Fire Lookouts – From Hermit's Castles to Weekend Get-A-Ways

Fire Lookouts

The fire lookout started as a means of early detection of forest fires. Today its new role is as a week-end get-a-way.

Fire Lookouts – From Hermit’s Castles to Weekend Get-A-Ways
Fire lookouts once dotted maps of the American West. In 1905 President Theodore Roosevelt created the United States Forest Service (USFS) under the Department of Agriculture. The agency was responsible for protecting America’s forests. Forest managers quickly realized that the key to suppressing wildfires was to discover them while they were still small, and rangers were sent to the top of mountains to watch for smoke. The first lookouts were primitive, being a one man pup tent near a tall tree that was climbed to look for smoke. After the devastating fires of 1910 the Forest Service made early fire detection the priority. The Civil Conservation Corp (CCC) in the 1930s was responsible for the construction of more than 8,000 towers with panoramic views around the United States. This included 989 in Idaho, 639 in Montana and 656 in Washington. The high metal towers were discovered to attract lightning, and lookouts were fitted with grounding devices after a few lightning strikes resulted in the death of the spotters. The new model of towers changed the roles of the smoke spotters for the next 20 years. They now watched for smoke; mapped the location, size and other information of the fire using the Osborne fire finder, and reported the fire to headquarters via messenger, telephone line, or radio.

The life in a lookout was solitary and took a man or woman with a strong sense of humor. A spotter at the Squawman Lookout in northeast Washington once reported monkeys were throwing coconuts at the tower. A lookout on Timber Mountain on the Colville National Forest wrote a poem in 1948:
I like FS biscuits;
Think they’re mighty fine.
One rolled off the table
And killed a pal of mine.

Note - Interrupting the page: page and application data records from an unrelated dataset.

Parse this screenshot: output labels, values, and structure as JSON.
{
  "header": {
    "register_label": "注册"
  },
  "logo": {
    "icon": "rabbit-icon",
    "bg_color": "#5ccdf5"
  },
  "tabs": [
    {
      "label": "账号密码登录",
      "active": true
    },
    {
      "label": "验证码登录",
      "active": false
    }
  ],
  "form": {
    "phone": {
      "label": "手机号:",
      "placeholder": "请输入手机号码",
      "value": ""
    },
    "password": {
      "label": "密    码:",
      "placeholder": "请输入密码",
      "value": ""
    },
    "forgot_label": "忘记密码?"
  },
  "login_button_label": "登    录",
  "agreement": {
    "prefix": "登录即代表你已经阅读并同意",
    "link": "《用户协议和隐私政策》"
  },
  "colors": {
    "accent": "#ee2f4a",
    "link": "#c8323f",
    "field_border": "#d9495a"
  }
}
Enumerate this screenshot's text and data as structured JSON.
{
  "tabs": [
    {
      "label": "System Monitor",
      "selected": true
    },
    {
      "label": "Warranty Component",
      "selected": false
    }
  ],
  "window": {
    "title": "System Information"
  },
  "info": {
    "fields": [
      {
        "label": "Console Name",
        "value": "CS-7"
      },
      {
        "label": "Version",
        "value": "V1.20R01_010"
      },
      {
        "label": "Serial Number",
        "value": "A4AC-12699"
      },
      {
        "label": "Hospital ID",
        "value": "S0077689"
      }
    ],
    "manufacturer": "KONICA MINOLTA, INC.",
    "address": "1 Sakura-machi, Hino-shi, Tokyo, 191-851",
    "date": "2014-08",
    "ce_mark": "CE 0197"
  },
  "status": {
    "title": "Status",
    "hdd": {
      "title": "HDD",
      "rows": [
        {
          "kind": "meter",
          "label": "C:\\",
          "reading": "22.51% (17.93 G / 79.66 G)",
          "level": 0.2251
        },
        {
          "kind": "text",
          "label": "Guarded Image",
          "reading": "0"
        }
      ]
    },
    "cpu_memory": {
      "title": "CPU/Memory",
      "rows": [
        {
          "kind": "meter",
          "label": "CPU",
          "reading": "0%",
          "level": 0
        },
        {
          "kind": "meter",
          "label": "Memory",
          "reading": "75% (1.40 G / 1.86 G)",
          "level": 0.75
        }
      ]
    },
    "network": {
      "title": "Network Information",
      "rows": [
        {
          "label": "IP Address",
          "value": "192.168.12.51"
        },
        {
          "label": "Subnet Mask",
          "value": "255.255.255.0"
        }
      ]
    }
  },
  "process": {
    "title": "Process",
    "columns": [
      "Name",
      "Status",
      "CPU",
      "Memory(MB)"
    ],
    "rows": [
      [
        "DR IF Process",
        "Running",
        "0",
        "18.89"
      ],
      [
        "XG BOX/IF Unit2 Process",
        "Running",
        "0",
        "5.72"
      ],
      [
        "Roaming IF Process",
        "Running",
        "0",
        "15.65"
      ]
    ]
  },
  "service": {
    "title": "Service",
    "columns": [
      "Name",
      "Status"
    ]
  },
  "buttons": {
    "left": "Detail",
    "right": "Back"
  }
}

I like FS coffee;
Think it’s mighty fine.
Good for cuts and bruises
Just like iodine.

I like FS corned beef;
It really is okay.
I fed it to the squirrels;
Funerals are today.

The need for fire lookouts declined during the 1940s with the arrival of air patrol and modern technology. During the 1960s and 1970s most towers were abandoned, and subsequently removed to restore wilderness values and to prevent vandalism. There are 17 lookout towers that remain standing in North Idaho, and only the Middle Sister Lookout tower in the Idaho Panhandle Forest of Shoshone County is still manned (with volunteers). However, the USFS has started a new program allowing people to rent a lookout for as little as $40.00 a day at You may not have Wi-Fi or big screen television, but the views are breath-taking. Don’t forget your camera!